**Information**.

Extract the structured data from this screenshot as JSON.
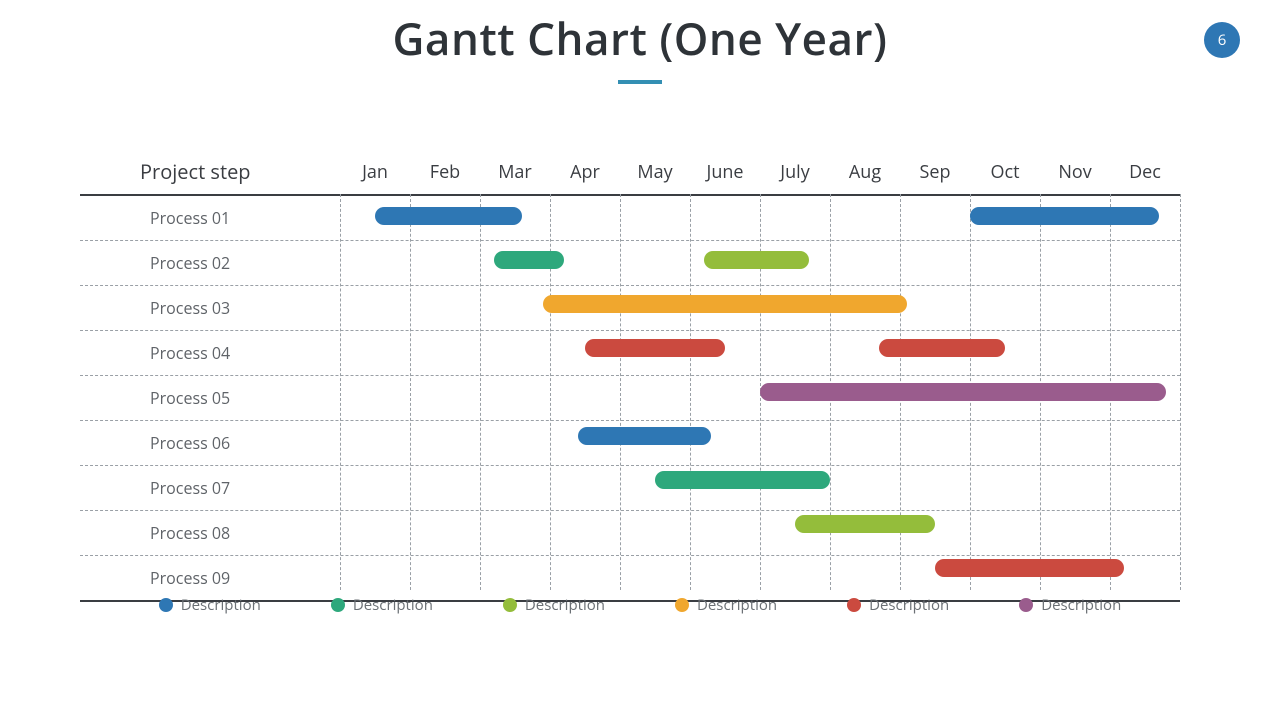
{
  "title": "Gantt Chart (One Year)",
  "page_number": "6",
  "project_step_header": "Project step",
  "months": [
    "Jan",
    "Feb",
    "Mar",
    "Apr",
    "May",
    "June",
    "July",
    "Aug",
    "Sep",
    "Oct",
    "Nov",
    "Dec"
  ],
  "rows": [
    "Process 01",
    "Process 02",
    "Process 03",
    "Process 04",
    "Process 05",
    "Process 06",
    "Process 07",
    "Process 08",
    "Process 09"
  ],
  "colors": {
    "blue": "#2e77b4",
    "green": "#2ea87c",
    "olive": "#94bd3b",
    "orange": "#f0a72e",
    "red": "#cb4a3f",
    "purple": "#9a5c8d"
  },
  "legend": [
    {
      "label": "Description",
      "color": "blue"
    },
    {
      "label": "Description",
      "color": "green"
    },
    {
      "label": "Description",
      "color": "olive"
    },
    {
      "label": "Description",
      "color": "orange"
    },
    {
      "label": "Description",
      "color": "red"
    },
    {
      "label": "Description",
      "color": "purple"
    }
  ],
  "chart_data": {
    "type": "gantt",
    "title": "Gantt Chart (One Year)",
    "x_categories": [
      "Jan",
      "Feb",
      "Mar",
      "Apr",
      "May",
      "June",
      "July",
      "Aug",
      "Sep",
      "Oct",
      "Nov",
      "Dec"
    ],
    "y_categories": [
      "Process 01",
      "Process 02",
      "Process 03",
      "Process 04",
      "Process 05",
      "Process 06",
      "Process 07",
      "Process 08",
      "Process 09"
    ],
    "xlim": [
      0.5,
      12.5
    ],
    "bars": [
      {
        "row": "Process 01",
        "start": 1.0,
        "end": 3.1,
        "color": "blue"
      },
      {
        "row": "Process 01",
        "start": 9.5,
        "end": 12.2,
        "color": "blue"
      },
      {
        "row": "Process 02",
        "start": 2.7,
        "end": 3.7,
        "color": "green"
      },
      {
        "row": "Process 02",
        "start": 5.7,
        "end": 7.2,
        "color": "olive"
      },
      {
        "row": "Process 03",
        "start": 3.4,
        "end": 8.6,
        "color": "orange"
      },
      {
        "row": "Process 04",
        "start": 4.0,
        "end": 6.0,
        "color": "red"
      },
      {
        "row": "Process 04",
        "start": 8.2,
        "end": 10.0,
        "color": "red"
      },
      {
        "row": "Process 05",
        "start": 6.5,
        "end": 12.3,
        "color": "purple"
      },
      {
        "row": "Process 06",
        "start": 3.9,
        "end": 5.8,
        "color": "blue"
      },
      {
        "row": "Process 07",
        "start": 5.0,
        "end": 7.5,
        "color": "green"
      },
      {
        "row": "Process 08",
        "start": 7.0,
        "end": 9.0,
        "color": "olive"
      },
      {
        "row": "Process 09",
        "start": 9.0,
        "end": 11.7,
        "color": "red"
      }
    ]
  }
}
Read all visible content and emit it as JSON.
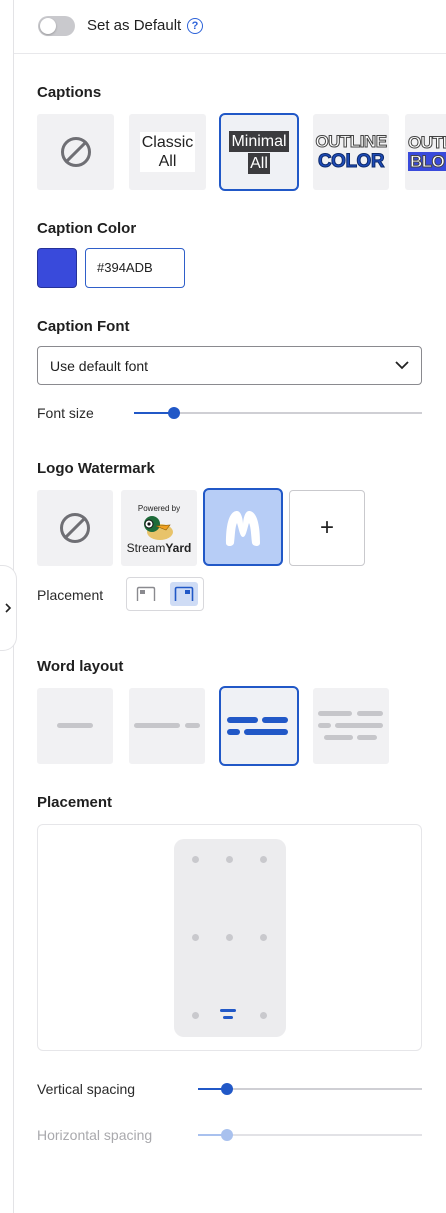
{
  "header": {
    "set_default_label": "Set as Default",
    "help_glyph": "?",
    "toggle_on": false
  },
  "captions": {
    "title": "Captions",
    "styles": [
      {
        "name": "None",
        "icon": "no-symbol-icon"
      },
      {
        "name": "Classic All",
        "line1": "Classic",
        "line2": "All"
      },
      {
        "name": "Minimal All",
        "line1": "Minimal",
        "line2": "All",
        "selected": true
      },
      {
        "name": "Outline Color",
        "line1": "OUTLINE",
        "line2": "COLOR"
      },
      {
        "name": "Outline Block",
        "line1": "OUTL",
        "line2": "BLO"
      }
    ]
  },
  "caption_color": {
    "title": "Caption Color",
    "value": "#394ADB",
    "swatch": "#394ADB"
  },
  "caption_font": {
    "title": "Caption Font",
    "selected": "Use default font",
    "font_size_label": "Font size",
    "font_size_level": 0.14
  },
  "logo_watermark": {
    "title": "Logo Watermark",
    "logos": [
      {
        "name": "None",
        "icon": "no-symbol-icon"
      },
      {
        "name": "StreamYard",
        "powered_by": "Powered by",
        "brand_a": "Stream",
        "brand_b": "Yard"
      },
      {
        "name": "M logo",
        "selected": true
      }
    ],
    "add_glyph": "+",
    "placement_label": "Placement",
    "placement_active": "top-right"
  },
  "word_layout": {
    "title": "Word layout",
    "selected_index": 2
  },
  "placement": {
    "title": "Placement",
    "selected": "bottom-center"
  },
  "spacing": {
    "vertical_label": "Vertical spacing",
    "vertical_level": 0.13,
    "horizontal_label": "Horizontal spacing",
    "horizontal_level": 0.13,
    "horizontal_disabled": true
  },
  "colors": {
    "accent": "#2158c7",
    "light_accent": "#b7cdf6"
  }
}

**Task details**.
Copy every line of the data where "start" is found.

**Finished exercise**.
        "start": 1.0,
        "start": 9.5,
        "start": 2.7,
        "start": 5.7,
        "start": 3.4,
        "start": 4.0,
        "start": 8.2,
        "start": 6.5,
        "start": 3.9,
        "start": 5.0,
        "start": 7.0,
        "start": 9.0,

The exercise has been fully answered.